### Task prompt
Copy each line of the entries below that contains the string "battery".

### Web page and app entries
+ + + + + + +

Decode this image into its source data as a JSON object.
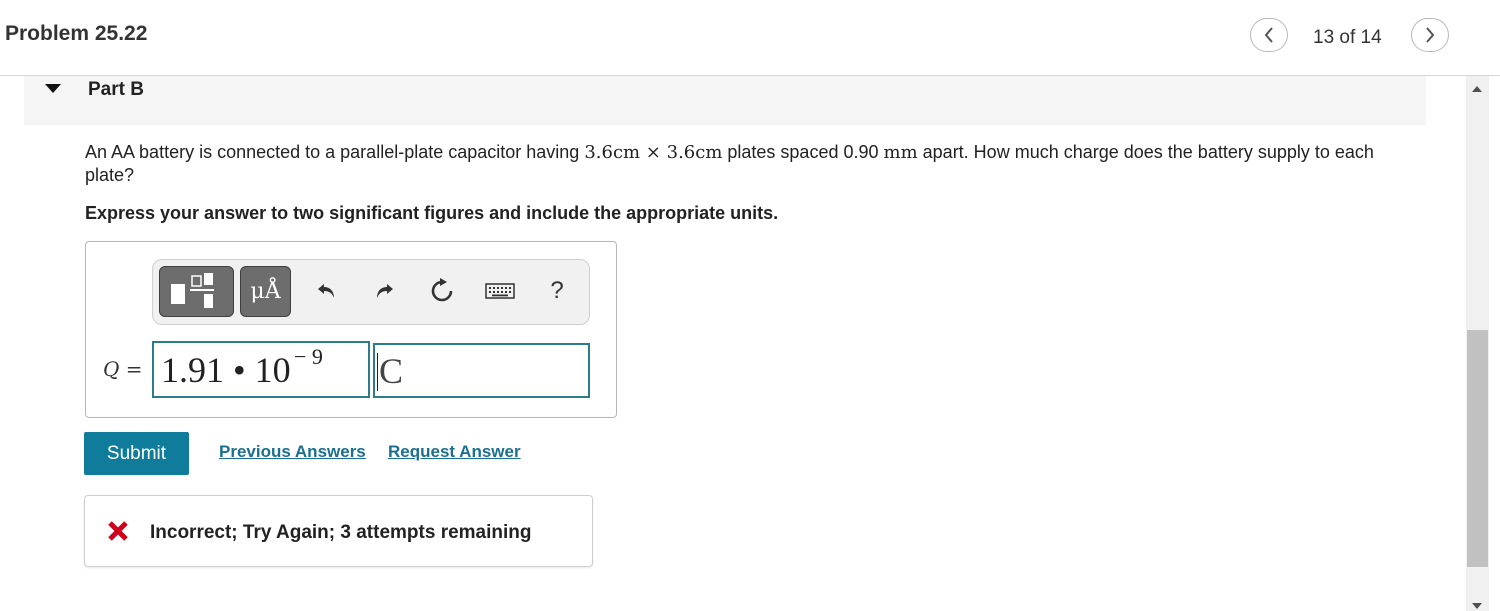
{
  "header": {
    "title": "Problem 25.22",
    "counter": "13 of 14"
  },
  "part": {
    "title": "Part B"
  },
  "question": {
    "text_before": "An AA battery is connected to a parallel-plate capacitor having ",
    "plate_dims": "3.6cm × 3.6cm",
    "text_middle": " plates spaced 0.90 ",
    "spacing_unit": "mm",
    "text_after": " apart. How much charge does the battery supply to each plate?"
  },
  "instruction": "Express your answer to two significant figures and include the appropriate units.",
  "toolbar": {
    "units_label": "μÅ",
    "help_label": "?"
  },
  "answer": {
    "variable": "Q",
    "equals": "=",
    "value_mantissa": "1.91 • 10",
    "value_exponent": "− 9",
    "units": "C"
  },
  "actions": {
    "submit_label": "Submit",
    "previous_answers_label": "Previous Answers",
    "request_answer_label": "Request Answer"
  },
  "feedback": {
    "text": "Incorrect; Try Again; 3 attempts remaining"
  },
  "colors": {
    "accent": "#0e7c9a",
    "link": "#1b6f8f",
    "error": "#d0021b",
    "field_border": "#2c7d8c"
  }
}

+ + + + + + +

### Solved problem
    "text_before": "An AA battery is connected to a parallel-plate capacitor having ",
    "text_after": " apart. How much charge does the battery supply to each plate?"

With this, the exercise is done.